Adrian now rides a bike. A few weeks ago we brought out Ingrid’s old balance bike for him to try. He loved it from the very first moment, and “got it” almost immediately. At the very beginning he just walked with the bike between his legs. A day or two later he was rolling. Now he’s hooked. He rides it to and from nursery and school; he accompanies me to the supermarket on it; he goes out riding just for fun.
Now he’s so confident on it that he’s experimenting. “Look, I can ride like this!” And “like this” may mean that he keeps pushing with only one foot and holds the other one in the air, or holds both of them up, or goes backwards.
And he’s fast. When he dawdles, looking at stuff we pass, then he gets on about as fast as I walk. When he decides to go fast, I have to run to keep up.
Speaking of riding, Adrian has definitely gotten over much of his fear of animals. When Ingrid’s riding lessons started in January, he was really scared, almost terrified of the horses. I had to hold him almost all the time, and when I didn’t, he cowered in a spot where he could see me but be as far as possible from the horses.
Now, believe it or not, he is OK with riding a pony himself. Earlier this week we spent a few days at a farm, and he rode their Shetland pony (with someone leading it of course). He also sat in a rabbit enclosure and fed them dandelion leaves from his hand.
So while it is kind of inconvenient to have to take him along for Ingrid’s riding lessons each time, it’s been very useful practice for him.
This Thursday he gave up his dummy.

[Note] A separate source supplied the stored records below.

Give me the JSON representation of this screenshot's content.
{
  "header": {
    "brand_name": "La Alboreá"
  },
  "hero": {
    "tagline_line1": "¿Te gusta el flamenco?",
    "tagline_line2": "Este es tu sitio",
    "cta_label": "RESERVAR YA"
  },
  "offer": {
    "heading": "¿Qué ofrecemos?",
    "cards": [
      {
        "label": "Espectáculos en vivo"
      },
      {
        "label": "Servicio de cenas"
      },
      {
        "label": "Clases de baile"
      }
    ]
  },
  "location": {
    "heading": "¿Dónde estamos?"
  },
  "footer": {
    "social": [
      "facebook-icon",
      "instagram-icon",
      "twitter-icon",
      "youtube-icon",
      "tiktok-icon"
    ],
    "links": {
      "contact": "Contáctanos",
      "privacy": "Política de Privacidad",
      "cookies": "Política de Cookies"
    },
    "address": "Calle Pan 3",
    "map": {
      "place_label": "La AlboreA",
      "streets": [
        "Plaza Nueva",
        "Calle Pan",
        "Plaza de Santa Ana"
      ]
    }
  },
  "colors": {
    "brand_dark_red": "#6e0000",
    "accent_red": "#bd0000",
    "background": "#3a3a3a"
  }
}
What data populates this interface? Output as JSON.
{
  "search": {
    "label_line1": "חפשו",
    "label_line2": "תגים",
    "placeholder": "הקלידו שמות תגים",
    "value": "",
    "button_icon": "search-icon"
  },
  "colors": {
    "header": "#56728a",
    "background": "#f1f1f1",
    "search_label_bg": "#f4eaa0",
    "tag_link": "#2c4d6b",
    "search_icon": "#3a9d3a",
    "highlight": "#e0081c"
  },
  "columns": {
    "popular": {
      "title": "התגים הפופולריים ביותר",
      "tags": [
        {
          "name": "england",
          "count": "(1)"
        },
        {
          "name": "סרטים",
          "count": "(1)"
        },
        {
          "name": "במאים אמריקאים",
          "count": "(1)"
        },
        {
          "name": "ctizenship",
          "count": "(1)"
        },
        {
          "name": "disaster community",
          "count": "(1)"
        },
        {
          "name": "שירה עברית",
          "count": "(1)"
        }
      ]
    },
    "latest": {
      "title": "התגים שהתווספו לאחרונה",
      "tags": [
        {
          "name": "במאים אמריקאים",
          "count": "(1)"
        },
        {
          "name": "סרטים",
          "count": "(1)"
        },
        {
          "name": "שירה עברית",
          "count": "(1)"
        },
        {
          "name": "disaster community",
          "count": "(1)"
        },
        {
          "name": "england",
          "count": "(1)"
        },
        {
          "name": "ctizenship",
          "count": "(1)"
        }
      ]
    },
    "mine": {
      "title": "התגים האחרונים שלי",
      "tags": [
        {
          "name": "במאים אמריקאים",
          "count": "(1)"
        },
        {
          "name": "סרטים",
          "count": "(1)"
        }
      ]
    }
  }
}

For a long time already he had only been using it to fall asleep at night, and I had already been thinking that it’s time to stop. So when we found out his friend Hanna was quitting at Easter, I decided Adrian would do the same.
There is a tradition in Stockholm for kids to give their dummies to the kittens at Skansen, an open air museum. They used to have huge colour co-ordinated garlands of dummies there. Those seemed to be gone now. Instead there is a neat little machine where the kids put in their dummies and press a button and then watch it go through a chute, up a slope on a little wagon, etc., and then in to an enclosure with homeless cats.
Adrian was not bothered at all. When he goes to bed in the evening, he finds it a bit difficult to calm down without the dummy. He tells me it’s “hard to sleep”, and it takes him somewhat longer than usual. But that’s it.
- Pretending he’s a baby. He likes to play “mummy daddy baby”. But sometimes he also just likes to talk like a baby, or crawl like a baby, or be spoon fed like a baby.
- Building with Lego. He has very precise stories to tell about seemingly simple constructions. A lump with three longer pieces sticking out is a diving tower with three platforms, one for kids, one for me, one for Eric. Another lump with two long pieces is a flying car. (Not an airplane.)
- Splashing in puddles.
- Playing with water while I’m doing the dishes.
- Reading. When he’s upset or tired, his go-to solution is to ask me to read for him.
- Making art with glitter glue.
- Drawing. He no longer makes tangles – now it’s mostly roughly circular shapes, often coloured in, sometimes joined by lines.
Random fact: He often speaks very loudly for some reason, and both Eric and I keep telling him to please not shout.